Task to carry out: The records follow. Filter them to the lines that hold "Welcome".

═════ Dataset content

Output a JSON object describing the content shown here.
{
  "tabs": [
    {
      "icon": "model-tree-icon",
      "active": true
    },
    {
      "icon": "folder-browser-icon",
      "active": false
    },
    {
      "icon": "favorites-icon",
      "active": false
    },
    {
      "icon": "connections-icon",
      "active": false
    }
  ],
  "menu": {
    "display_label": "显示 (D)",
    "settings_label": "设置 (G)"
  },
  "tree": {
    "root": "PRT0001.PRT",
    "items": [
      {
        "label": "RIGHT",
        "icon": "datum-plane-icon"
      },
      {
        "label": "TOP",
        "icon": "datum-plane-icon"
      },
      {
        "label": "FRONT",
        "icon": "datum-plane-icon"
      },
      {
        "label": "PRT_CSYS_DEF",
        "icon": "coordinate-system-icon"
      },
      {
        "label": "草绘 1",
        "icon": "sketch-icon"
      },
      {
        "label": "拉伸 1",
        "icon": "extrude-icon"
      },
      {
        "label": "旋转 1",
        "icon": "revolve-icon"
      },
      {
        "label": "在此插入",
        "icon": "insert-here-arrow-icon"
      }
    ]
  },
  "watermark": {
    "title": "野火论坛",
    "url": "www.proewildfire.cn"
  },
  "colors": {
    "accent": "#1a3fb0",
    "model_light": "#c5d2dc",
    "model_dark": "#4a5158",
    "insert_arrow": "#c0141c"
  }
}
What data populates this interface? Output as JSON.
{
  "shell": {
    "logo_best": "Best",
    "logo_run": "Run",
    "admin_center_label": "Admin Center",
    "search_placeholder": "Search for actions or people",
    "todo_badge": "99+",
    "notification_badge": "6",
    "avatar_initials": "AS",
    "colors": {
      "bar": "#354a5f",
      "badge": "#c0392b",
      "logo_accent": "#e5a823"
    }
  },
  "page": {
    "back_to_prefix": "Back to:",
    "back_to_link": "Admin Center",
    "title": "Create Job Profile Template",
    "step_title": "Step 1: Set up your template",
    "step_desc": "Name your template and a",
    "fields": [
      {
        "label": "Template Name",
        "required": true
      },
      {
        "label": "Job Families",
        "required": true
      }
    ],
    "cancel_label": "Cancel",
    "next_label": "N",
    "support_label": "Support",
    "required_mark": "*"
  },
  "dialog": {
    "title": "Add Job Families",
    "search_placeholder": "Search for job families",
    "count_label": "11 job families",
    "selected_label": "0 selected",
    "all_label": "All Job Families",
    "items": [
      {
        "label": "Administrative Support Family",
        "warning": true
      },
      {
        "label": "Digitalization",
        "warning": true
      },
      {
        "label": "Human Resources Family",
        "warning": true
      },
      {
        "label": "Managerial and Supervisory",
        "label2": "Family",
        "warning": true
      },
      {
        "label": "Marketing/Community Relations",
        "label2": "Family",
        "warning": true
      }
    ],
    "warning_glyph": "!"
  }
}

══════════
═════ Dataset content

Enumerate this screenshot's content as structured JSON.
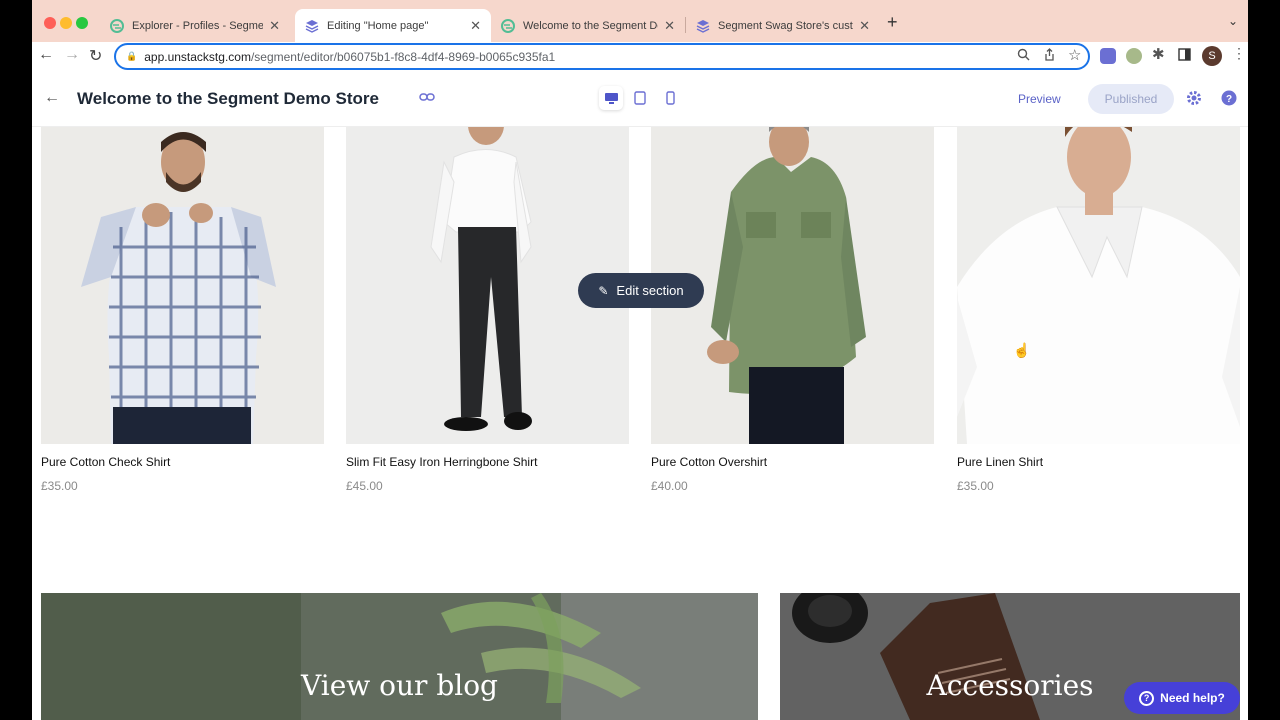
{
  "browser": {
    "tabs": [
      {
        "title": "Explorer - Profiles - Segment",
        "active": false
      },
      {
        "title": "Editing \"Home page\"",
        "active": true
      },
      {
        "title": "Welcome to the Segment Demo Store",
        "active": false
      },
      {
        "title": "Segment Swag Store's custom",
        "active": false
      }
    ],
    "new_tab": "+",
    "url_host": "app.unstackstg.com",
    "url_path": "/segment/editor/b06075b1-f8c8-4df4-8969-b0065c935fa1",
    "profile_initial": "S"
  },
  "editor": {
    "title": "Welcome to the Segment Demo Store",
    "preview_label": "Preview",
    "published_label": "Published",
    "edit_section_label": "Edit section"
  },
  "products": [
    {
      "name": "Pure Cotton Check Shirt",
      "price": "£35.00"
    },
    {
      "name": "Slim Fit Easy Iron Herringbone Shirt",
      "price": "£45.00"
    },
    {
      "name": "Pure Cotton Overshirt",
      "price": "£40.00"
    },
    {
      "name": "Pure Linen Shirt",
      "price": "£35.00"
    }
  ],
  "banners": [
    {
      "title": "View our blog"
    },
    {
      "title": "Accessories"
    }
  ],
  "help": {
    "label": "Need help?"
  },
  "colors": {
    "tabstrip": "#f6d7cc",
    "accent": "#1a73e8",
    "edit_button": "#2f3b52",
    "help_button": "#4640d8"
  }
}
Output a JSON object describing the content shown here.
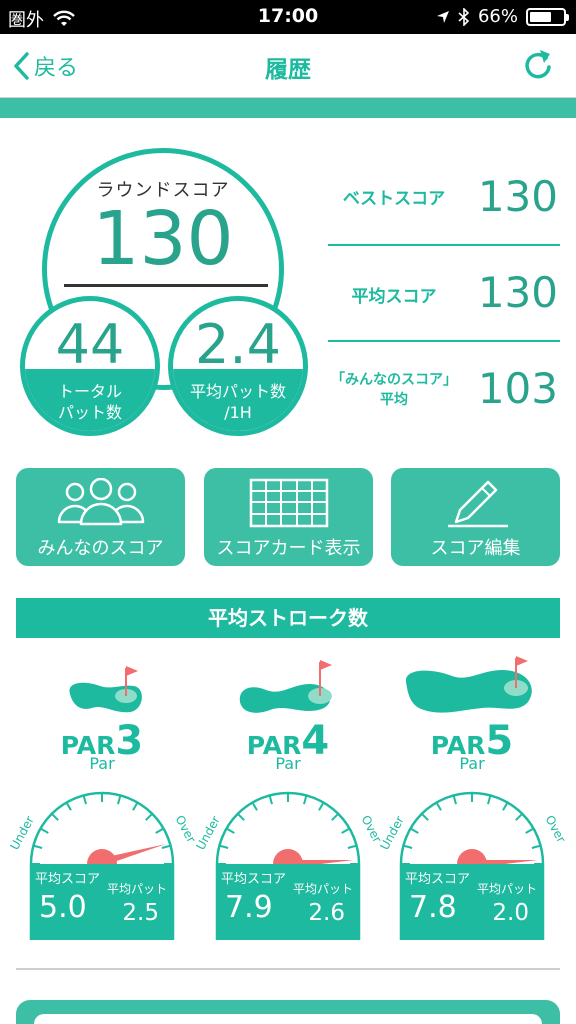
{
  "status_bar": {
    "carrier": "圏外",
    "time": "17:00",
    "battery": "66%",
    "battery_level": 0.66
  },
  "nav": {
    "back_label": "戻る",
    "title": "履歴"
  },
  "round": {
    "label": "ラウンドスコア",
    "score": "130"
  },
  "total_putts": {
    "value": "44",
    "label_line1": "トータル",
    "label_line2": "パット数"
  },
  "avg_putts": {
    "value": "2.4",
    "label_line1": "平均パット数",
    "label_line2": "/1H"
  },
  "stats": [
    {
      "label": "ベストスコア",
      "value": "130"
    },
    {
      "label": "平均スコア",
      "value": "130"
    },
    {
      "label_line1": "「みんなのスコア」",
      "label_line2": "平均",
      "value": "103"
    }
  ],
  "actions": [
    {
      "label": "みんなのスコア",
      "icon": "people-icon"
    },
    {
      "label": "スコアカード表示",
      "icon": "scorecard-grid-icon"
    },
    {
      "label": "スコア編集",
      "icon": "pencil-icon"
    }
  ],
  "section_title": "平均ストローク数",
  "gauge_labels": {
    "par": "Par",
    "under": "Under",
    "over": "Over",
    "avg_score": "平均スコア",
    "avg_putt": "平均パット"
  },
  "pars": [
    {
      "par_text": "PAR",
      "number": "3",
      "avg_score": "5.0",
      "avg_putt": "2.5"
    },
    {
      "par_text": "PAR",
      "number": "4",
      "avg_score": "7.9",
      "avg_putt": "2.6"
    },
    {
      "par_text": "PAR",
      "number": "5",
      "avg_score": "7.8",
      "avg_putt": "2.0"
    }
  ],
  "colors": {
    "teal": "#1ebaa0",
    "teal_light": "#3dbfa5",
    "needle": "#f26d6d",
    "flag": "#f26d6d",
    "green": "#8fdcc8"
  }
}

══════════

Answer to this problem:
        "title": "Welcome to the Segment Demo Store",
    "title": "Welcome to the Segment Demo Store",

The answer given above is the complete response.